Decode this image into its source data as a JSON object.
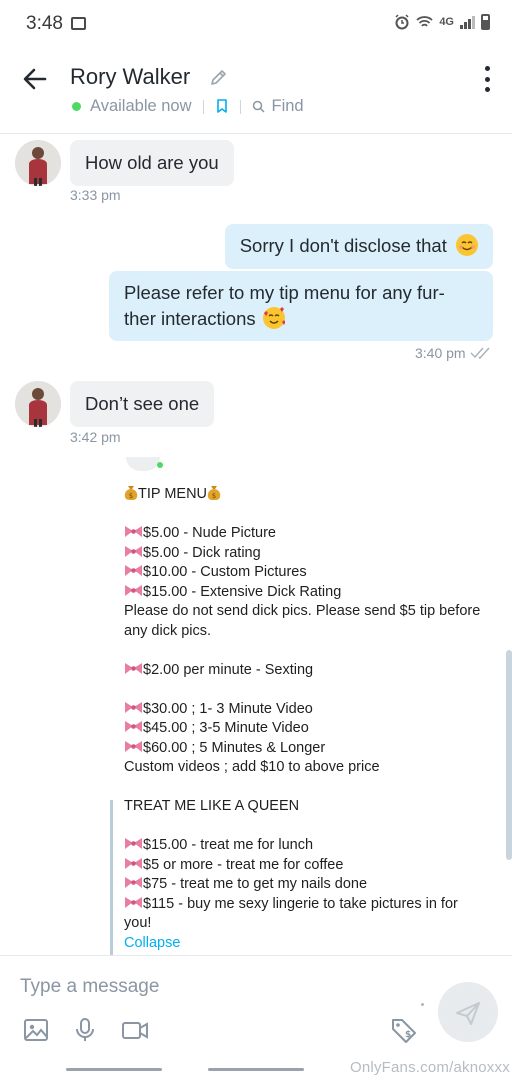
{
  "status_bar": {
    "time": "3:48",
    "network": "4G"
  },
  "header": {
    "name": "Rory Walker",
    "status": "Available now",
    "find_label": "Find"
  },
  "messages": [
    {
      "direction": "incoming",
      "text": "How old are you",
      "time": "3:33 pm"
    },
    {
      "direction": "outgoing",
      "text": "Sorry I don't disclose that"
    },
    {
      "direction": "outgoing",
      "line1": "Please refer to my tip menu for any fur-",
      "line2": "ther interactions",
      "time": "3:40 pm"
    },
    {
      "direction": "incoming",
      "text": "Don’t see one",
      "time": "3:42 pm"
    }
  ],
  "tip_menu": {
    "title": "TIP MENU",
    "items_1": [
      "$5.00 - Nude Picture",
      "$5.00 - Dick rating",
      "$10.00 - Custom Pictures",
      "$15.00 - Extensive Dick Rating"
    ],
    "note_line1": "Please do not send dick pics. Please send $5 tip before",
    "note_line2": "any dick pics.",
    "items_2": [
      "$2.00 per minute - Sexting"
    ],
    "items_3": [
      "$30.00 ; 1- 3 Minute Video",
      "$45.00 ; 3-5 Minute Video",
      "$60.00 ; 5 Minutes & Longer"
    ],
    "custom_note": "Custom videos ; add $10 to above price",
    "queen_heading": "TREAT ME LIKE A QUEEN",
    "items_4": [
      "$15.00 - treat me for lunch",
      "$5 or more - treat me for coffee",
      "$75 - treat me to get my nails done",
      "$115 - buy me sexy lingerie to take pictures in for"
    ],
    "last_wrap": "you!",
    "collapse_label": "Collapse"
  },
  "composer": {
    "placeholder": "Type a message"
  },
  "watermark": "OnlyFans.com/aknoxxx",
  "colors": {
    "accent": "#00aff0",
    "outgoing_bubble": "#dcf0fb",
    "incoming_bubble": "#f0f1f2",
    "online": "#4cd964"
  }
}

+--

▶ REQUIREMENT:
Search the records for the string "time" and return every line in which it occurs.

▶ RESPONSE:
    "time": "3:48",
      "time": "3:33 pm"
      "time": "3:40 pm"
      "time": "3:42 pm"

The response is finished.